To reach all the fans who like the Mavericks, the tech billionaire claims he has to pay $3,000 for every million reached.
Cuban criticized the social network as being a "time waster" and thus, should not bother filtering posts from from business owners like himself.
"In the past we put FB first, Twitter second," Cuban wrote on his blog. "FB has been moved to the bottom of a longer list."
"FB doesn't seem to want to accept that its best purpose in life is a huge time suck platform that we use to keep up with friends, interests and stuff," he added. "I think that they are over-thinking what their network is all about."
At the center of Cuban's wrath is whether Facebook should filter each person's pages or show them every post from every person and every brand they have followed.

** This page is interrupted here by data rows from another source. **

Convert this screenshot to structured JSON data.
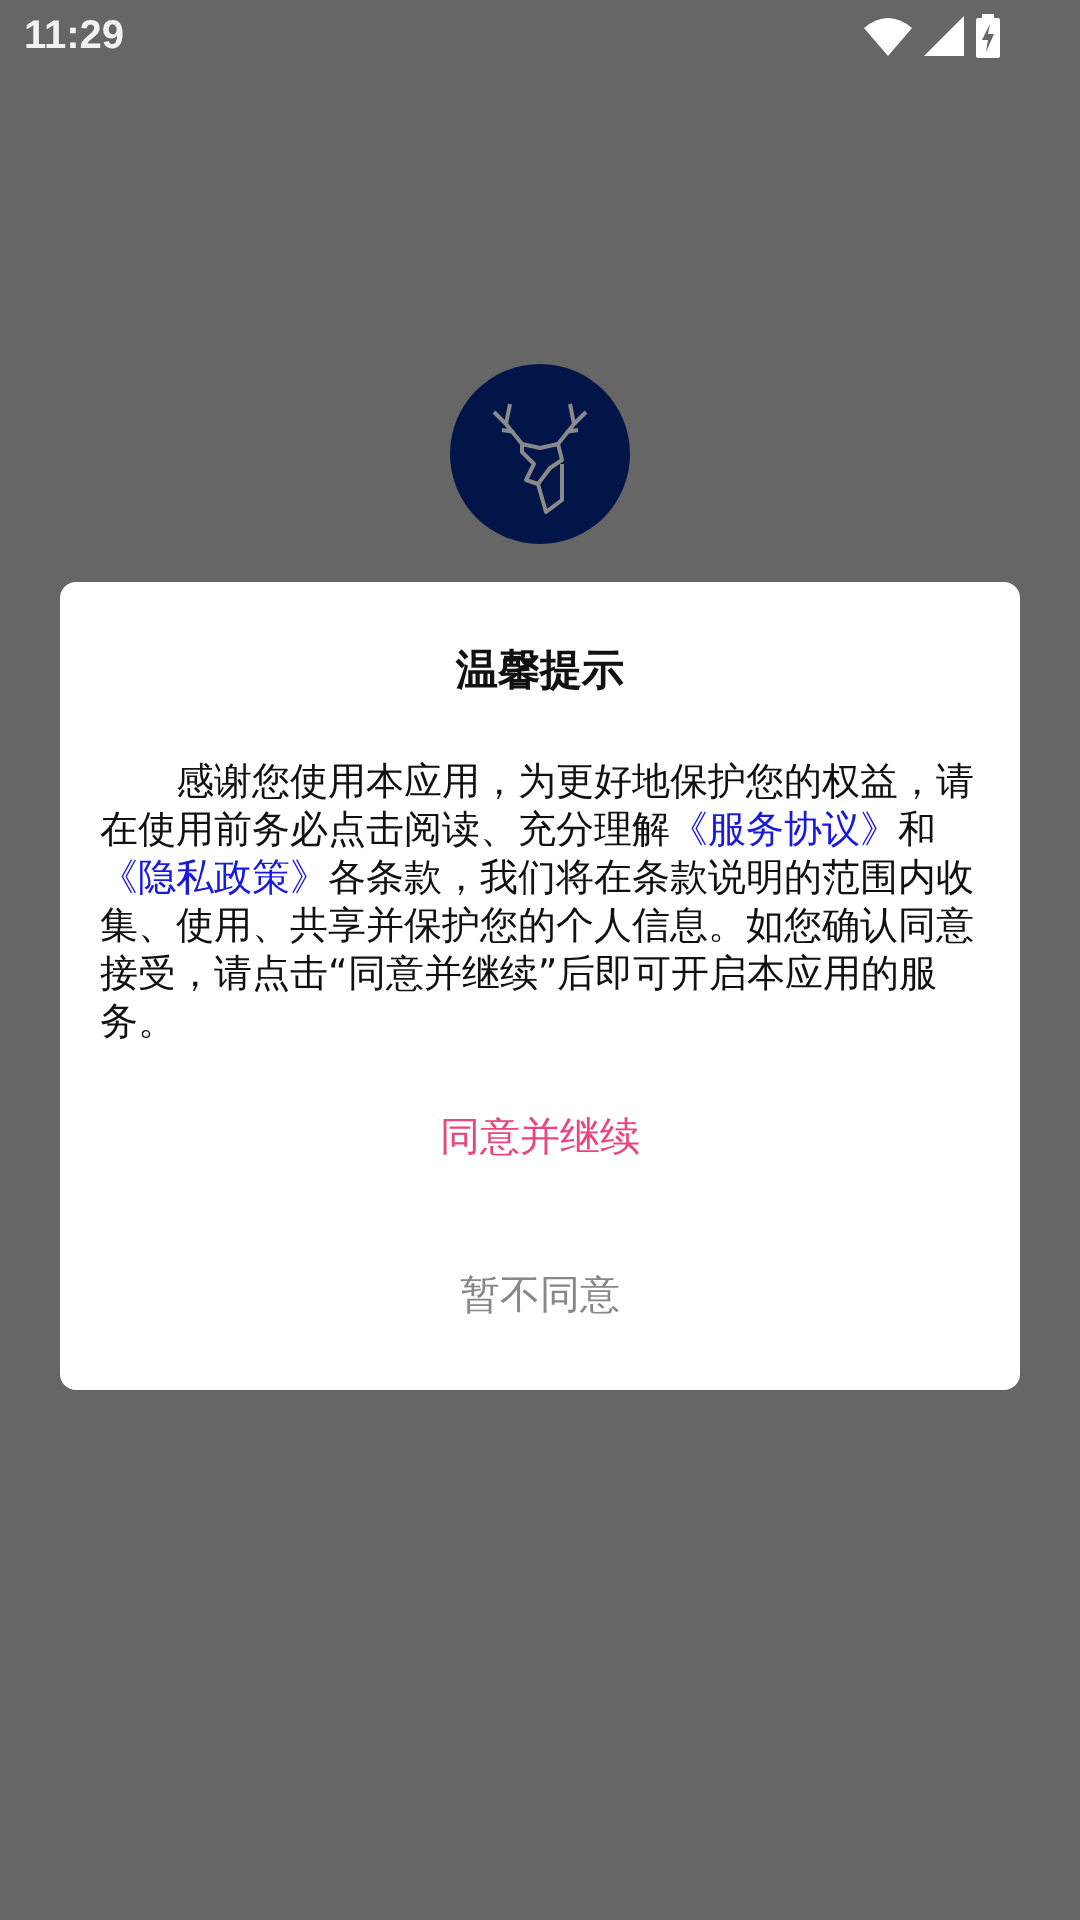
{
  "status_bar": {
    "time": "11:29"
  },
  "dialog": {
    "title": "温馨提示",
    "message": [
      {
        "kind": "text",
        "text": "感谢您使用本应用，为更好地保护您的权益，请在使用前务必点击阅读、充分理解"
      },
      {
        "kind": "link",
        "text": "《服务协议》"
      },
      {
        "kind": "text",
        "text": "和"
      },
      {
        "kind": "link",
        "text": "《隐私政策》"
      },
      {
        "kind": "text",
        "text": "各条款，我们将在条款说明的范围内收集、使用、共享并保护您的个人信息。如您确认同意接受，请点击“同意并继续”后即可开启本应用的服务。"
      }
    ],
    "buttons": [
      {
        "kind": "primary",
        "label": "同意并继续"
      },
      {
        "kind": "secondary",
        "label": "暂不同意"
      }
    ]
  }
}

Cuban's beef is with the fact that brands can pay for promoted posts to reach all their fans and said Facebook knows better than the users what they want to see.
"Isn't that why they liked or subscribed to a page," wrote Cuban. "Do you fan a page with the expectation you might miss the one thing that you wanted to see?"
The Facebook news feed has been algorithmically favoring selected content since its launch in 2006 and — as any one of the billion people users knows — programmers are constantly tweaking the feed. In September, Facebook began filtering pages more aggressively after there were complaints about spam.
"Being a time suck that people enjoy is a good thing," said Cuban. "[But] who really appreciates that some posts rise to the top of their newsfeed because some folks they used to work with and are still friends with shared a baby picture."
Now if that picture was of Dirk Nowitzki he wouldn't complain.